“The lithium market is expected to grow five-fold between now and 2030, with a significant supply-demand deficit expected from the second half of this decade,” she said.
“This means more battery materials are needed.”
What an interesting year to mention.
Furthermore, at what cost will this new world of energies come at?
As the world transitions to renewable energies to ‘fight climate change’, the demand — and the price — for cobalt, a crucial ingredient used to make lithium batteries, has skyrocketed.
These batteries power everyday technologies for much of the world, including mobile phones and electric car batteries. Yet, slave miners are largely responsible for all of this, in a sad state of affairs.

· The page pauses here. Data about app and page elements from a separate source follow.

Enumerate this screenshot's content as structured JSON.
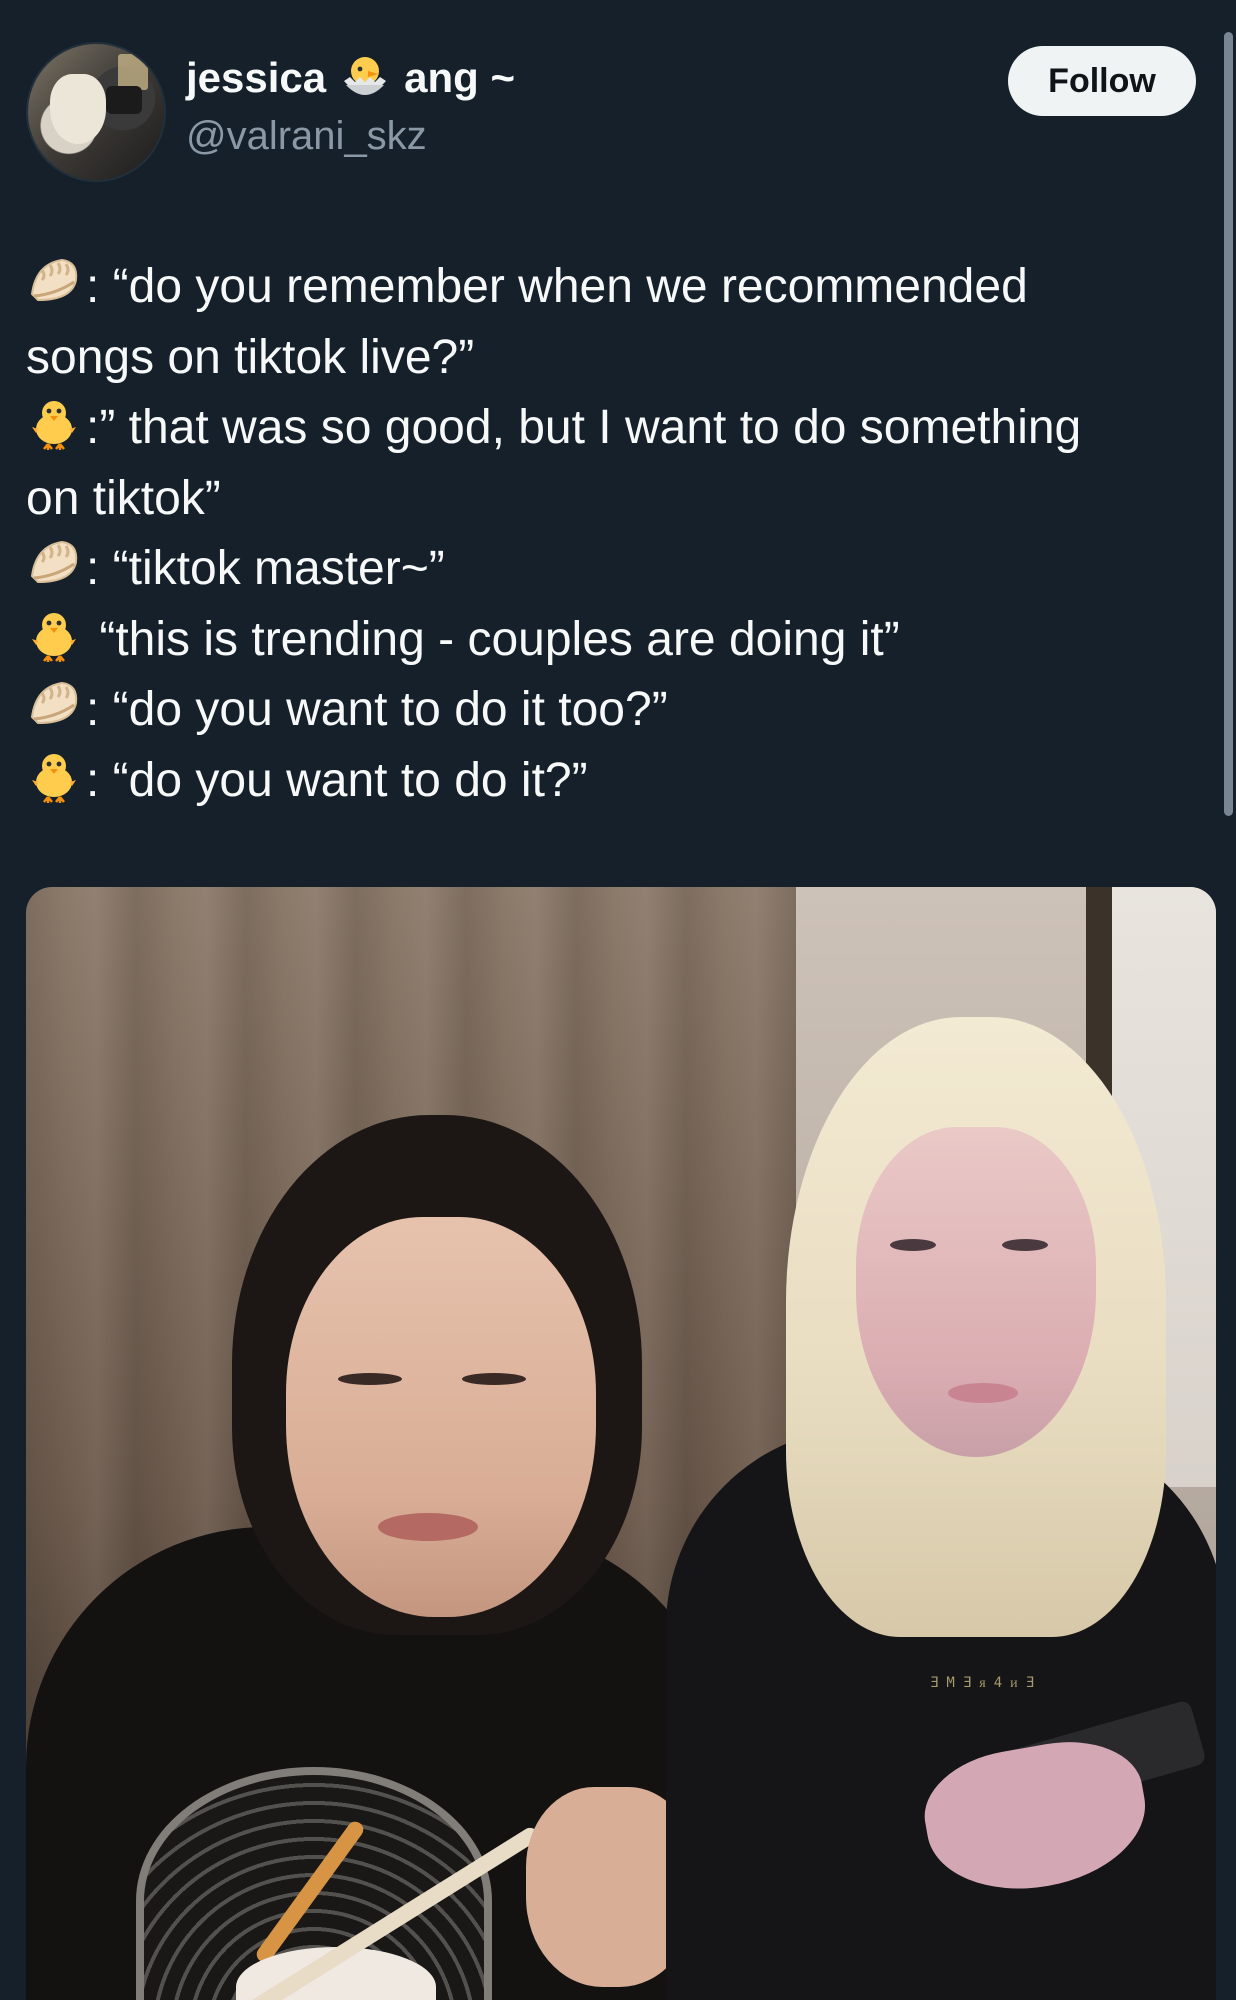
{
  "user": {
    "display_name_start": "jessica",
    "display_name_emoji": "hatching-chick",
    "display_name_end": "ang ~",
    "handle": "@valrani_skz"
  },
  "follow_label": "Follow",
  "tweet": {
    "lines": [
      {
        "emoji": "dumpling",
        "text": ": “do you remember when we recommended"
      },
      {
        "emoji": "",
        "text": "songs on tiktok live?”"
      },
      {
        "emoji": "baby-chick",
        "text": ":” that was so good, but I want to do something"
      },
      {
        "emoji": "",
        "text": "on tiktok”"
      },
      {
        "emoji": "dumpling",
        "text": ": “tiktok master~”"
      },
      {
        "emoji": "baby-chick",
        "text": " “this is trending - couples are doing it”"
      },
      {
        "emoji": "dumpling",
        "text": ": “do you want to do it too?”"
      },
      {
        "emoji": "baby-chick",
        "text": ": “do you want to do it?”"
      }
    ]
  },
  "media": {
    "shirt_text": "ƎMƎᴙ4ᴎƎ"
  },
  "colors": {
    "background": "#15202b",
    "text_primary": "#f7f9f9",
    "text_secondary": "#8b98a5",
    "follow_bg": "#eff3f4",
    "follow_text": "#0f1419"
  }
}
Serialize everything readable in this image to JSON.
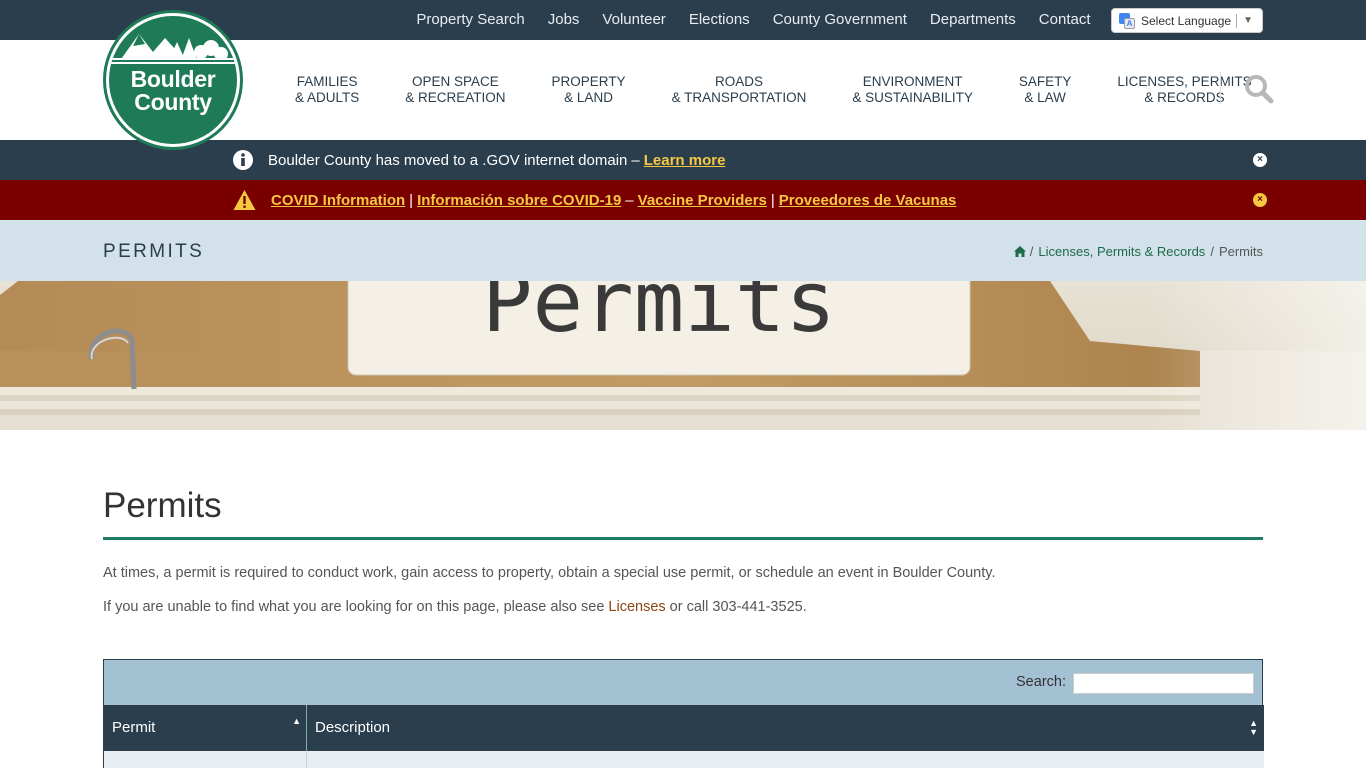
{
  "topnav": [
    "Property Search",
    "Jobs",
    "Volunteer",
    "Elections",
    "County Government",
    "Departments",
    "Contact"
  ],
  "language": {
    "label": "Select Language",
    "arrow": "▼"
  },
  "logo": {
    "line1": "Boulder",
    "line2": "County"
  },
  "mainnav": [
    {
      "l1": "FAMILIES",
      "l2": "& ADULTS"
    },
    {
      "l1": "OPEN SPACE",
      "l2": "& RECREATION"
    },
    {
      "l1": "PROPERTY",
      "l2": "& LAND"
    },
    {
      "l1": "ROADS",
      "l2": "& TRANSPORTATION"
    },
    {
      "l1": "ENVIRONMENT",
      "l2": "& SUSTAINABILITY"
    },
    {
      "l1": "SAFETY",
      "l2": "& LAW"
    },
    {
      "l1": "LICENSES, PERMITS",
      "l2": "& RECORDS"
    }
  ],
  "alert1": {
    "text": "Boulder County has moved to a .GOV internet domain",
    "dash": "–",
    "link": "Learn more",
    "close": "×"
  },
  "alert2": {
    "link1": "COVID Information",
    "pipe1": "|",
    "link2": "Información sobre COVID-19",
    "dash": "–",
    "link3": "Vaccine Providers",
    "pipe2": "|",
    "link4": "Proveedores de Vacunas",
    "close": "×"
  },
  "titleband": {
    "title": "PERMITS"
  },
  "breadcrumb": {
    "sep1": "/",
    "link": "Licenses, Permits & Records",
    "sep2": "/",
    "current": "Permits"
  },
  "banner": {
    "text": "Permits"
  },
  "content": {
    "heading": "Permits",
    "p1": "At times, a permit is required to conduct work, gain access to property, obtain a special use permit, or schedule an event in Boulder County.",
    "p2_before": "If you are unable to find what you are looking for on this page, please also see ",
    "p2_link": "Licenses",
    "p2_after": " or call 303-441-3525."
  },
  "table": {
    "search_label": "Search:",
    "col1": "Permit",
    "col2": "Description",
    "sort_asc": "▲",
    "sort_both": "▲▼"
  },
  "colors": {
    "dark": "#2b3e4d",
    "green": "#1f7a58",
    "covid_red": "#7a0000",
    "link_yellow": "#f5c842",
    "band": "#d3e1ea",
    "table_header_bg": "#a4c0d3"
  }
}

There are an estimated 200,000 people in the DRC working as slaves in cobalt mines, with another million people involved in other parts of the process.
But they don’t care. Because these batteries are the key ingredient to ensuring ‘off-peak’ hours can still generate massive amounts of energy when the sun isn’t out.
Technologies like ‘Concentrated Solar Power‘ are being brought to the forefront to solve the major challenges of “decarbonising the grid”: overnight energy storage.
Kaufman says the demand for battery metals was set to grow rapidly as governments and businesses across the world acted to meet the goals of the Glasgow Climate Pact under the Paris Agreement.
Good ole’ Agenda 2030.
You can bet when Rio Tinto (full of WEF puppets) and BlackRock (owner of the world) are making moves in your country.. things are surely about to take a turn for the worst.
The true off-shore entities that rule our ‘sovereign’ nations from abroad.
I wonder if they will also turn the ‘Big Battery’ into a tourist attraction like the Big Banana.
Alongside an electric-style theme park to celebrate our new found dystopia!
For more TOTT News:
Facebook — Facebook.com/TOTTNews
YouTube — YouTube.com/TOTTNews
Instagram — Instagram.com/TOTTNews
Twitter — Twitter.com/EthanTOTT
Bitchute — Bitchute.com/TOTTNews
Gab — Gab.com/TOTTNews